Would you please write out each entry that follows, exactly as written?
Source information START
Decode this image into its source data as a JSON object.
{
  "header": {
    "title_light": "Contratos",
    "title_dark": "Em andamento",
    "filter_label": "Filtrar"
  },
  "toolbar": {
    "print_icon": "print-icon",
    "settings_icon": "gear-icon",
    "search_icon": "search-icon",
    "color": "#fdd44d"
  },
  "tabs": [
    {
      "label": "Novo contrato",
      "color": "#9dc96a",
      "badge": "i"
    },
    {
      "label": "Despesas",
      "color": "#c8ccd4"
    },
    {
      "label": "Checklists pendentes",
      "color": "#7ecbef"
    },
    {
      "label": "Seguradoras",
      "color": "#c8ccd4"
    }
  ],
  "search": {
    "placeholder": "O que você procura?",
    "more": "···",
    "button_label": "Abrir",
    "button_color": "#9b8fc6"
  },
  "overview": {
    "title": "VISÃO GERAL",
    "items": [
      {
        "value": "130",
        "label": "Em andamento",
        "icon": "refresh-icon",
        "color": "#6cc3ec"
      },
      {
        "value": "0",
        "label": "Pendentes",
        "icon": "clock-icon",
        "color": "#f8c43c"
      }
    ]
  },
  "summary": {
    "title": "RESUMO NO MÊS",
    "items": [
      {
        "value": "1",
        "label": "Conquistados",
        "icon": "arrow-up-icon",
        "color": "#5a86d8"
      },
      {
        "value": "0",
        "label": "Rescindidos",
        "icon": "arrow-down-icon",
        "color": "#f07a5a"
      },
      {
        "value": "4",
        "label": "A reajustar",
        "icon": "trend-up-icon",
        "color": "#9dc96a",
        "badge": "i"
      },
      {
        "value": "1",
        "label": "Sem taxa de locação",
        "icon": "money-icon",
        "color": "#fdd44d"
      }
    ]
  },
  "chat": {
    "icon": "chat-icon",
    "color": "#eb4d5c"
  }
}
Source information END
_Output of the task_:
Decode this image into its source data as a JSON object.
{
  "header": {
    "title_light": "Contratos",
    "title_dark": "Em andamento",
    "filter_label": "Filtrar"
  },
  "toolbar": {
    "print_icon": "print-icon",
    "settings_icon": "gear-icon",
    "search_icon": "search-icon",
    "color": "#fdd44d"
  },
  "tabs": [
    {
      "label": "Novo contrato",
      "color": "#9dc96a",
      "badge": "i"
    },
    {
      "label": "Despesas",
      "color": "#c8ccd4"
    },
    {
      "label": "Checklists pendentes",
      "color": "#7ecbef"
    },
    {
      "label": "Seguradoras",
      "color": "#c8ccd4"
    }
  ],
  "search": {
    "placeholder": "O que você procura?",
    "more": "···",
    "button_label": "Abrir",
    "button_color": "#9b8fc6"
  },
  "overview": {
    "title": "VISÃO GERAL",
    "items": [
      {
        "value": "130",
        "label": "Em andamento",
        "icon": "refresh-icon",
        "color": "#6cc3ec"
      },
      {
        "value": "0",
        "label": "Pendentes",
        "icon": "clock-icon",
        "color": "#f8c43c"
      }
    ]
  },
  "summary": {
    "title": "RESUMO NO MÊS",
    "items": [
      {
        "value": "1",
        "label": "Conquistados",
        "icon": "arrow-up-icon",
        "color": "#5a86d8"
      },
      {
        "value": "0",
        "label": "Rescindidos",
        "icon": "arrow-down-icon",
        "color": "#f07a5a"
      },
      {
        "value": "4",
        "label": "A reajustar",
        "icon": "trend-up-icon",
        "color": "#9dc96a",
        "badge": "i"
      },
      {
        "value": "1",
        "label": "Sem taxa de locação",
        "icon": "money-icon",
        "color": "#fdd44d"
      }
    ]
  },
  "chat": {
    "icon": "chat-icon",
    "color": "#eb4d5c"
  }
}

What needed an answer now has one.